Products + All Products + Software Integrity + Semiconductor IP + Verification + Design + Silicon Engineering
Posted by Robert Vamosi on March 15, 2016
Stung by early data breaches, some big banks have been quietly developing their own software products to protect their global assets.
According to Reuters, U.S. banks, including Goldman Sachs Group, Morgan Stanley, and JPMorgan Chase, are beginning to sell technology developed internally. Others, such as Bank of America Corp and Citigroup say they do not have similar plans.
According to research firm Celent, U.S. banks collectively spent $62.2 billion on technology last year, which includes the costs of creating their own.
Goldman Sachs has been working with software company Synchronoss Technologies to bring to market a business designed to secure data on mobile phones, partly through an internally developed software product called Lagoon. It allows employees access to work apps on their own mobile phones. The joint venture with Synchronoss will allow Goldman Sachs to receive a portion of the revenue from sales.
Previously Goldman Sachs spun off a company, Symphony, which developed a messaging and information system now widely used by Wall Street.
Morgan Stanley, on the other hand, is going to market with its Cloud container technology called Treadmill. Previously Morgan Stanley sold a presentation template company, Author, to Thomson Reuters.

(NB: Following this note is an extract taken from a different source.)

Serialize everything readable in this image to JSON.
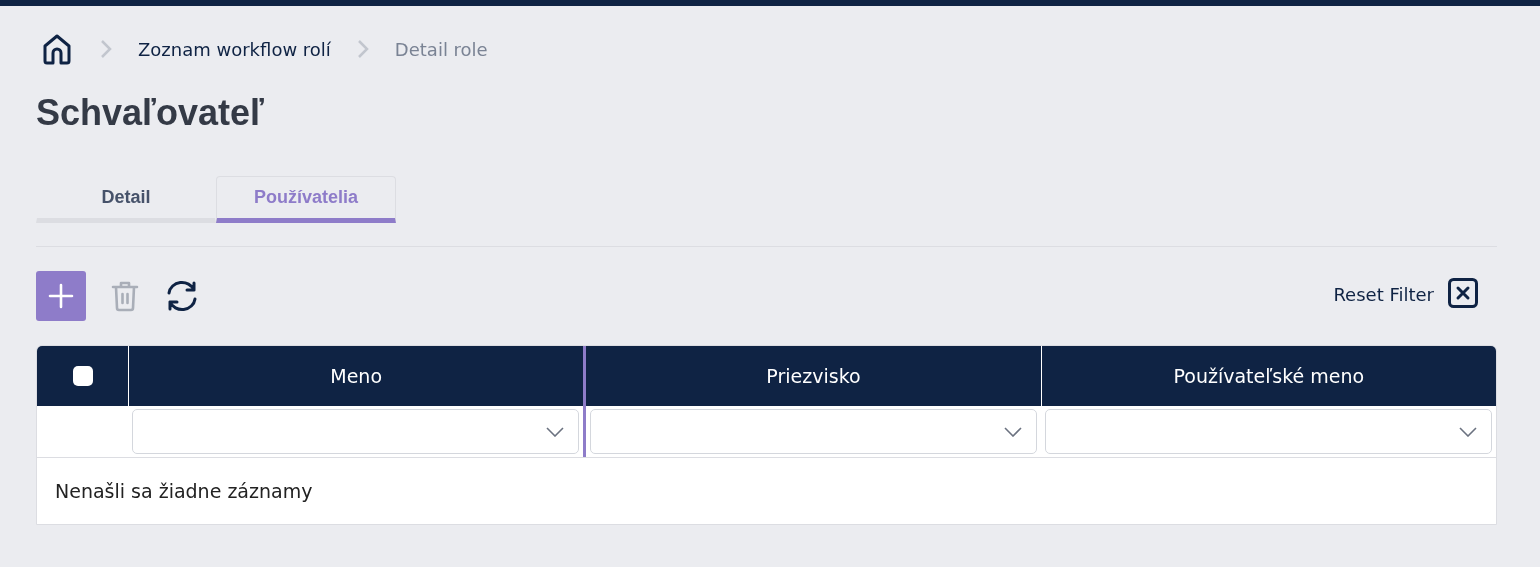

This is by no means a cash cow for any of the financial institutions. It does take an expense item and turn it into a revenue item. However, it also bucks against the innate suspicion most banks have in using technology created by a financial services competitor. It remains to be seen whether this will become a side business for financial services hemmed in by industry and government regulation.